▸ WORK TASK: Set down all of the entries below word for word, with the pictures left out.
━━━ RECORDS TO PROCESS
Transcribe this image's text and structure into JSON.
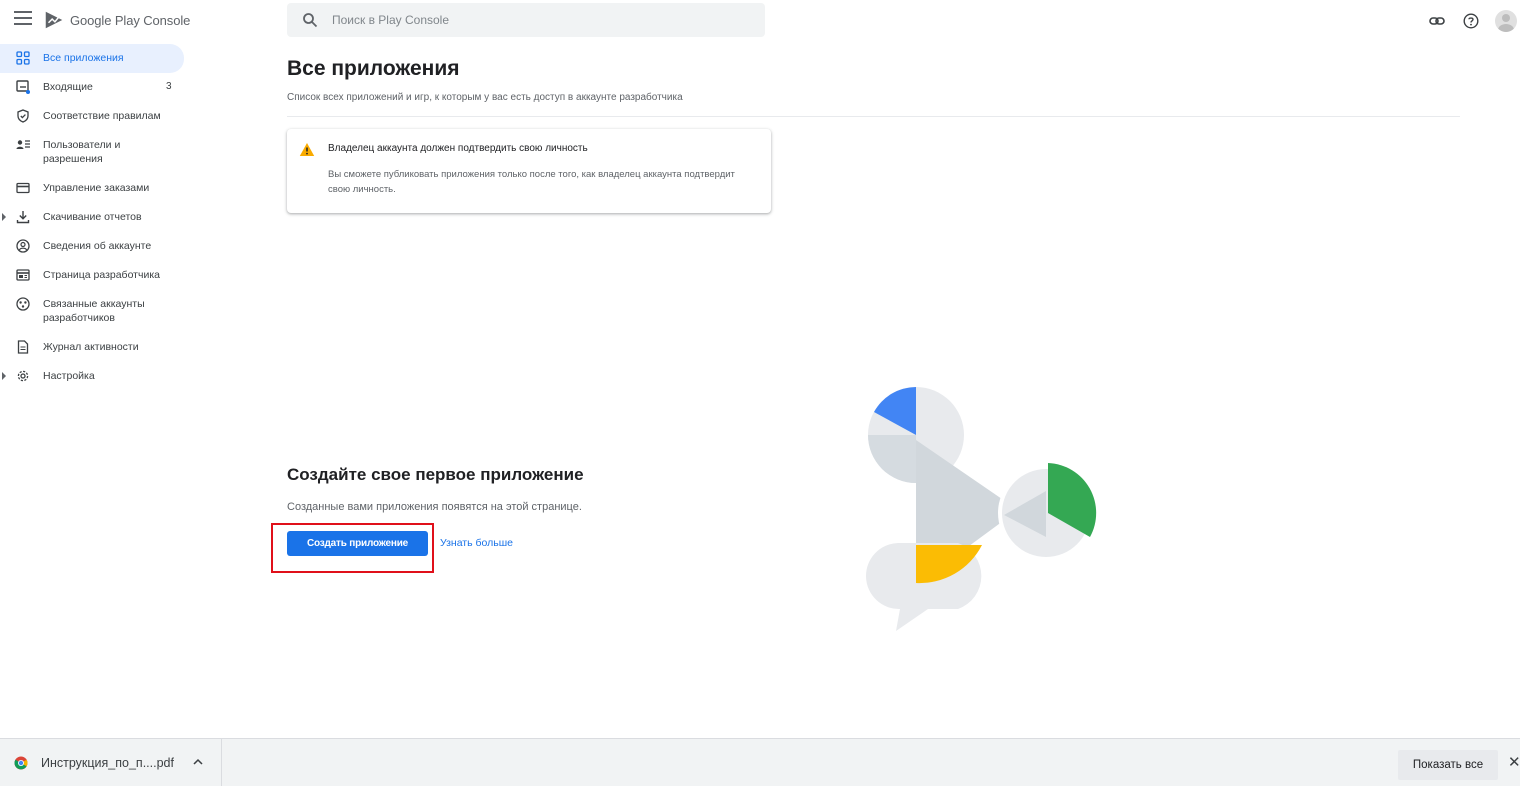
{
  "header": {
    "brand_primary": "Google Play",
    "brand_secondary": "Console",
    "search_placeholder": "Поиск в Play Console"
  },
  "sidebar": {
    "items": [
      {
        "label": "Все приложения",
        "icon": "grid-icon",
        "active": true
      },
      {
        "label": "Входящие",
        "icon": "inbox-icon",
        "badge": "3"
      },
      {
        "label": "Соответствие правилам",
        "icon": "shield-icon"
      },
      {
        "label": "Пользователи и разрешения",
        "icon": "users-icon"
      },
      {
        "label": "Управление заказами",
        "icon": "card-icon"
      },
      {
        "label": "Скачивание отчетов",
        "icon": "download-icon",
        "expandable": true
      },
      {
        "label": "Сведения об аккаунте",
        "icon": "account-icon"
      },
      {
        "label": "Страница разработчика",
        "icon": "dev-page-icon"
      },
      {
        "label": "Связанные аккаунты разработчиков",
        "icon": "linked-accounts-icon"
      },
      {
        "label": "Журнал активности",
        "icon": "document-icon"
      },
      {
        "label": "Настройка",
        "icon": "gear-icon",
        "expandable": true
      }
    ]
  },
  "main": {
    "title": "Все приложения",
    "subtitle": "Список всех приложений и игр, к которым у вас есть доступ в аккаунте разработчика",
    "warning": {
      "title": "Владелец аккаунта должен подтвердить свою личность",
      "body": "Вы сможете публиковать приложения только после того, как владелец аккаунта подтвердит свою личность."
    },
    "empty_state": {
      "title": "Создайте свое первое приложение",
      "subtitle": "Созданные вами приложения появятся на этой странице.",
      "create_button": "Создать приложение",
      "learn_more": "Узнать больше"
    }
  },
  "download_bar": {
    "file_name": "Инструкция_по_п....pdf",
    "show_all": "Показать все",
    "close": "✕"
  },
  "colors": {
    "accent": "#1a73e8",
    "highlight": "#e0101a",
    "illustration_blue": "#4285f4",
    "illustration_green": "#34a853",
    "illustration_yellow": "#fbbc04",
    "warning": "#f9ab00"
  }
}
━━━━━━
▸ EXERCISE ANSWER:
Transcribe this image's text and structure into JSON.
{
  "header": {
    "brand_primary": "Google Play",
    "brand_secondary": "Console",
    "search_placeholder": "Поиск в Play Console"
  },
  "sidebar": {
    "items": [
      {
        "label": "Все приложения",
        "icon": "grid-icon",
        "active": true
      },
      {
        "label": "Входящие",
        "icon": "inbox-icon",
        "badge": "3"
      },
      {
        "label": "Соответствие правилам",
        "icon": "shield-icon"
      },
      {
        "label": "Пользователи и разрешения",
        "icon": "users-icon"
      },
      {
        "label": "Управление заказами",
        "icon": "card-icon"
      },
      {
        "label": "Скачивание отчетов",
        "icon": "download-icon",
        "expandable": true
      },
      {
        "label": "Сведения об аккаунте",
        "icon": "account-icon"
      },
      {
        "label": "Страница разработчика",
        "icon": "dev-page-icon"
      },
      {
        "label": "Связанные аккаунты разработчиков",
        "icon": "linked-accounts-icon"
      },
      {
        "label": "Журнал активности",
        "icon": "document-icon"
      },
      {
        "label": "Настройка",
        "icon": "gear-icon",
        "expandable": true
      }
    ]
  },
  "main": {
    "title": "Все приложения",
    "subtitle": "Список всех приложений и игр, к которым у вас есть доступ в аккаунте разработчика",
    "warning": {
      "title": "Владелец аккаунта должен подтвердить свою личность",
      "body": "Вы сможете публиковать приложения только после того, как владелец аккаунта подтвердит свою личность."
    },
    "empty_state": {
      "title": "Создайте свое первое приложение",
      "subtitle": "Созданные вами приложения появятся на этой странице.",
      "create_button": "Создать приложение",
      "learn_more": "Узнать больше"
    }
  },
  "download_bar": {
    "file_name": "Инструкция_по_п....pdf",
    "show_all": "Показать все",
    "close": "✕"
  },
  "colors": {
    "accent": "#1a73e8",
    "highlight": "#e0101a",
    "illustration_blue": "#4285f4",
    "illustration_green": "#34a853",
    "illustration_yellow": "#fbbc04",
    "warning": "#f9ab00"
  }
}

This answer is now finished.